» **Exercise material**
== Segment start ==

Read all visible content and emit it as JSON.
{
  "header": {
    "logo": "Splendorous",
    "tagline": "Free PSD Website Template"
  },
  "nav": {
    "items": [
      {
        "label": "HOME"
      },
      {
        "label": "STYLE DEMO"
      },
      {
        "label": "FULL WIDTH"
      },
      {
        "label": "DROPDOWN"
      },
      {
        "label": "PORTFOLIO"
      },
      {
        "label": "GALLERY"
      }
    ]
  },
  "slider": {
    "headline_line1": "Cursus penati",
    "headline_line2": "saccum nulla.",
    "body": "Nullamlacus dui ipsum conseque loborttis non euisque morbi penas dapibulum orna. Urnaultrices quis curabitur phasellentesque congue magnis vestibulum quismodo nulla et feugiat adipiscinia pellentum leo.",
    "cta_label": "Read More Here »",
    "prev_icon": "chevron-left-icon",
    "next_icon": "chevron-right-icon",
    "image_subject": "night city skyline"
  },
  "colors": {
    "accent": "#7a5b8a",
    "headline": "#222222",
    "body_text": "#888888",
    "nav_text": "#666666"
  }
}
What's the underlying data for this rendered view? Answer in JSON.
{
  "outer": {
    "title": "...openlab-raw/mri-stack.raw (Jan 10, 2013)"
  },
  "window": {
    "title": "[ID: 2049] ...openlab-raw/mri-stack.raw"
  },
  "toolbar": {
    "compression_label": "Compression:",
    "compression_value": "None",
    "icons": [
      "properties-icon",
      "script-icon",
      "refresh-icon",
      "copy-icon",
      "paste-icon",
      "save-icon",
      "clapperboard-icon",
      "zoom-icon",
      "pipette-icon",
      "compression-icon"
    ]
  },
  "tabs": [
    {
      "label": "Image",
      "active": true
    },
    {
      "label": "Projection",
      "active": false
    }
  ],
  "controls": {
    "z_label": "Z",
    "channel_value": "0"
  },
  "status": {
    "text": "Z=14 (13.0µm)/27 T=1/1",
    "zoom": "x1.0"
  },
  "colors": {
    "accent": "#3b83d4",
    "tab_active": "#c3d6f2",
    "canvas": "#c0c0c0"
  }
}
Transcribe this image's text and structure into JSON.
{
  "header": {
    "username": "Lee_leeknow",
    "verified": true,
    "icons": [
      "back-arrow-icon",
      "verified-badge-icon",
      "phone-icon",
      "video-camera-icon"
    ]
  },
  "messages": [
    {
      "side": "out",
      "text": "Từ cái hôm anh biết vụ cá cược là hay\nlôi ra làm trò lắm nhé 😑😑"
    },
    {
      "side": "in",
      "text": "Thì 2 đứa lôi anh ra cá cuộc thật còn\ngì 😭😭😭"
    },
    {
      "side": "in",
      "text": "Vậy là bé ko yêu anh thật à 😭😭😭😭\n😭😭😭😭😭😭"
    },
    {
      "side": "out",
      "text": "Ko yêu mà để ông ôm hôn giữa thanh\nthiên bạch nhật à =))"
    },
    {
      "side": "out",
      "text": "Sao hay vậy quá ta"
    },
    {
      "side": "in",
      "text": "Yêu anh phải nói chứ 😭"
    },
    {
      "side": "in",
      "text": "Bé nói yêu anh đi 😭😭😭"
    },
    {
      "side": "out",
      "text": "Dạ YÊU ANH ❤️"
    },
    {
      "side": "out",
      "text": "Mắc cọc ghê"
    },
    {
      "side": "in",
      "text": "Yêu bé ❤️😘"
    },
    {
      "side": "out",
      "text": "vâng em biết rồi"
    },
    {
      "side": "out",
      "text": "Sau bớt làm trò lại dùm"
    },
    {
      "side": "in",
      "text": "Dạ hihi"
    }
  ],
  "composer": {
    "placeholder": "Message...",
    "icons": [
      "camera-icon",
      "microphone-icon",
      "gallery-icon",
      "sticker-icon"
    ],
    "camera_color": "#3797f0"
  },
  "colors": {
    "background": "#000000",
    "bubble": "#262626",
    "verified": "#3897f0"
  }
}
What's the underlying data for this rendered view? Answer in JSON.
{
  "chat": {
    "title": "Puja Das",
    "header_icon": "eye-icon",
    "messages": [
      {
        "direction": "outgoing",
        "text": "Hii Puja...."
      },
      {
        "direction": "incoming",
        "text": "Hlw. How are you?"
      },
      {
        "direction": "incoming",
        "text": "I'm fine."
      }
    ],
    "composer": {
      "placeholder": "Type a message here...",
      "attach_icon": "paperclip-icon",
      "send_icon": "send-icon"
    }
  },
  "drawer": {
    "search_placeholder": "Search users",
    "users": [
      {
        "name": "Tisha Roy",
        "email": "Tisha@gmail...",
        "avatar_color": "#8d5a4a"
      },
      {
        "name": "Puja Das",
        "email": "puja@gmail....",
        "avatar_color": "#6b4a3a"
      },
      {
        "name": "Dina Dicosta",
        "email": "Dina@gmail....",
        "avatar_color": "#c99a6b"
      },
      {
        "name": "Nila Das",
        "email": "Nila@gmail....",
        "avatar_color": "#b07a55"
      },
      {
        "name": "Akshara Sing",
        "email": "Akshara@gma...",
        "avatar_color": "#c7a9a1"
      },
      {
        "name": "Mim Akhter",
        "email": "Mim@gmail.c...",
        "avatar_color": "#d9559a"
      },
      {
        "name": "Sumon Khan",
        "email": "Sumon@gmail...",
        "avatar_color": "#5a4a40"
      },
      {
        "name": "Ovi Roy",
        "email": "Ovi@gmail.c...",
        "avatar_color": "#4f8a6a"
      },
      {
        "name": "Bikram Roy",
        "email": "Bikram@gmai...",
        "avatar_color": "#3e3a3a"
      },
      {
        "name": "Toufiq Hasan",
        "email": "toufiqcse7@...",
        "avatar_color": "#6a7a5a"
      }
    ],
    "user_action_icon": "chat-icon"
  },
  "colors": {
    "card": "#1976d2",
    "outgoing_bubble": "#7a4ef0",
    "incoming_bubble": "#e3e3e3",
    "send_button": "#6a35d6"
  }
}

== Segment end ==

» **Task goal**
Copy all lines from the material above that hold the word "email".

» **Solution for this problem**
        "email": "Tisha@gmail...",
        "email": "puja@gmail....",
        "email": "Dina@gmail....",
        "email": "Nila@gmail....",
        "email": "Akshara@gma...",
        "email": "Mim@gmail.c...",
        "email": "Sumon@gmail...",
        "email": "Ovi@gmail.c...",
        "email": "Bikram@gmai...",
        "email": "toufiqcse7@...",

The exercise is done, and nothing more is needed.